My copy of their HTML is broken here, but the gist is this: Haskell allows you to do a quicksort in just 2 lines of code, and C is 28 lines. Conclusion: Haskell must be that much more fun and expressive to work in.

You'll find examples like this for every language that's out there except for C, C++ and Java, because those are considered the old and busted languages that require too much cumbersome code. The new hotness.... Ruby, Python, Erlang, Haskell, Scala... they'll all have examples like this.

Meanwhile, while we're comparing lines of code, performance is going to crap. I saw someone make the point today that Ruby 1.8.x provides just 2% .... TWO PERCENT .... of the performance of C. And it's true -- backed up by the language shootout.

Furthermore, many dynamic languages allow you to write elegant code like this, but it's also unchecked. It requires far more unit testing in a dynamic languages to get the same assurances that one can get from using a statically typed or type-inferred language. So, long term, you are putting the onus on yourself to do checking that would otherwise be done by a robust compiler. (Haskell doesn't have this problem, of course).

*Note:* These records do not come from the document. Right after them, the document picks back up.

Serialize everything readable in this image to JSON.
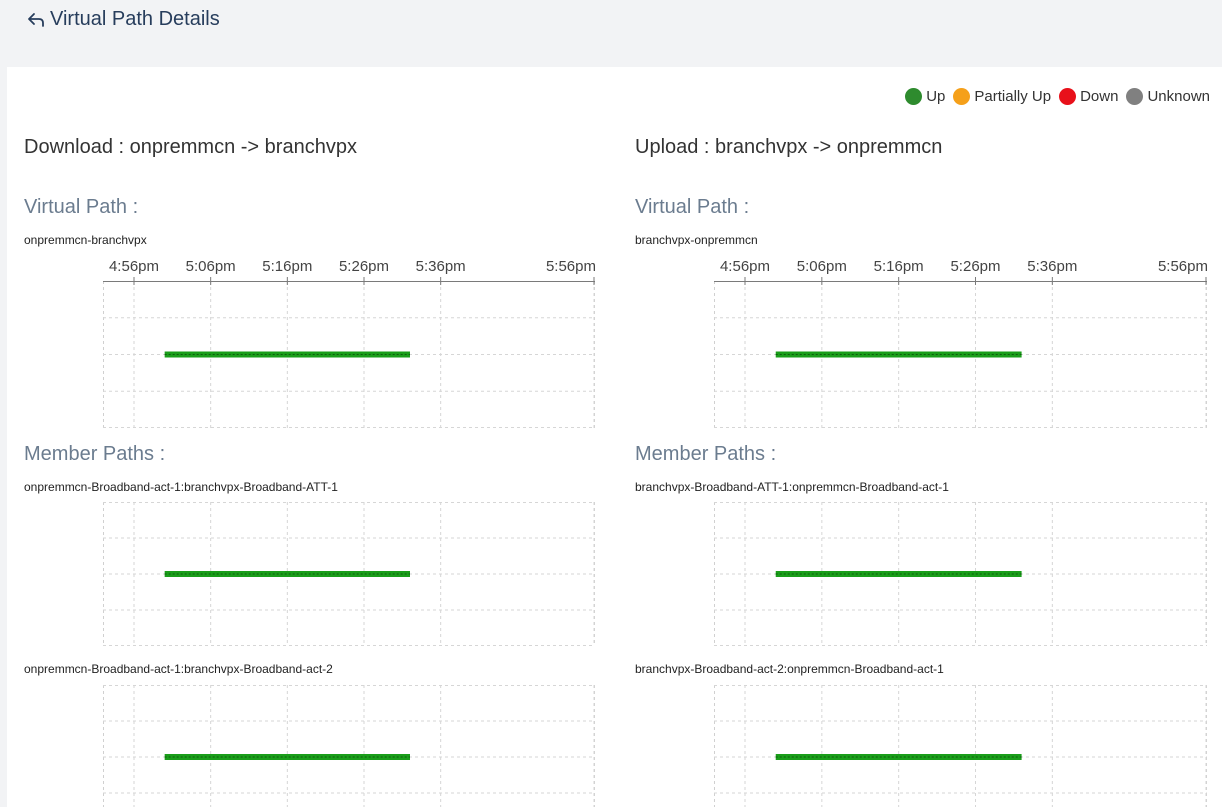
{
  "header": {
    "title": "Virtual Path Details",
    "back_icon": "back-arrow-icon"
  },
  "legend": [
    {
      "label": "Up",
      "color": "#2e8b2e"
    },
    {
      "label": "Partially Up",
      "color": "#f5a01a"
    },
    {
      "label": "Down",
      "color": "#e8101a"
    },
    {
      "label": "Unknown",
      "color": "#808080"
    }
  ],
  "time_ticks": [
    "4:56pm",
    "5:06pm",
    "5:16pm",
    "5:26pm",
    "5:36pm",
    "5:56pm"
  ],
  "download": {
    "title": "Download : onpremmcn -> branchvpx",
    "virtual_path_heading": "Virtual Path :",
    "virtual_path_name": "onpremmcn-branchvpx",
    "member_paths_heading": "Member Paths :",
    "member_paths": [
      "onpremmcn-Broadband-act-1:branchvpx-Broadband-ATT-1",
      "onpremmcn-Broadband-act-1:branchvpx-Broadband-act-2"
    ]
  },
  "upload": {
    "title": "Upload : branchvpx -> onpremmcn",
    "virtual_path_heading": "Virtual Path :",
    "virtual_path_name": "branchvpx-onpremmcn",
    "member_paths_heading": "Member Paths :",
    "member_paths": [
      "branchvpx-Broadband-ATT-1:onpremmcn-Broadband-act-1",
      "branchvpx-Broadband-act-2:onpremmcn-Broadband-act-1"
    ]
  },
  "chart_data": [
    {
      "type": "timeline",
      "name": "onpremmcn-branchvpx",
      "status": "Up",
      "color": "#1a9e1a",
      "start": "5:00pm",
      "end": "5:32pm"
    },
    {
      "type": "timeline",
      "name": "onpremmcn-Broadband-act-1:branchvpx-Broadband-ATT-1",
      "status": "Up",
      "color": "#1a9e1a",
      "start": "5:00pm",
      "end": "5:32pm"
    },
    {
      "type": "timeline",
      "name": "onpremmcn-Broadband-act-1:branchvpx-Broadband-act-2",
      "status": "Up",
      "color": "#1a9e1a",
      "start": "5:00pm",
      "end": "5:32pm"
    },
    {
      "type": "timeline",
      "name": "branchvpx-onpremmcn",
      "status": "Up",
      "color": "#1a9e1a",
      "start": "5:00pm",
      "end": "5:32pm"
    },
    {
      "type": "timeline",
      "name": "branchvpx-Broadband-ATT-1:onpremmcn-Broadband-act-1",
      "status": "Up",
      "color": "#1a9e1a",
      "start": "5:00pm",
      "end": "5:32pm"
    },
    {
      "type": "timeline",
      "name": "branchvpx-Broadband-act-2:onpremmcn-Broadband-act-1",
      "status": "Up",
      "color": "#1a9e1a",
      "start": "5:00pm",
      "end": "5:32pm"
    }
  ]
}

Could it be that the new form of "premature optimization" is in the form of lines of code? In the case of Ruby or Python, we're prematurely trading off compile time checking and performance to have what we consider more elegant code? This is not new, it's been going on for years -- a C programmer will tell you that C++ was similar, and a C++ programmer will tell you the same of Java.

And I know someone is going to tell me that if they hadn't written in Python or Ruby, they never would have shipped it quick enough. I don't know how this claim can be proven valid or invalid. There are lots of websites out there written in Java that are successful and timely.

Also, when challenged, sometimes the rebuttal to this concern is that "you can always extend your [Ruby/Python/Perl] using C." That's true, you can. But if the requirements of your project have some aspect of performance or using APIs or libraries that aren't supported by [some language here], then aren't we falling into the pit of premature optimization, just in terms of what we perceive as a better way to work? Why are we disregarding requirements just to fulfill the dream of reducing lines of code?

I'm not saying these languages are bad. I'm saying that requirements or realities of the project/world are being disregarded to use them. So let's call it what it is: premature optimization.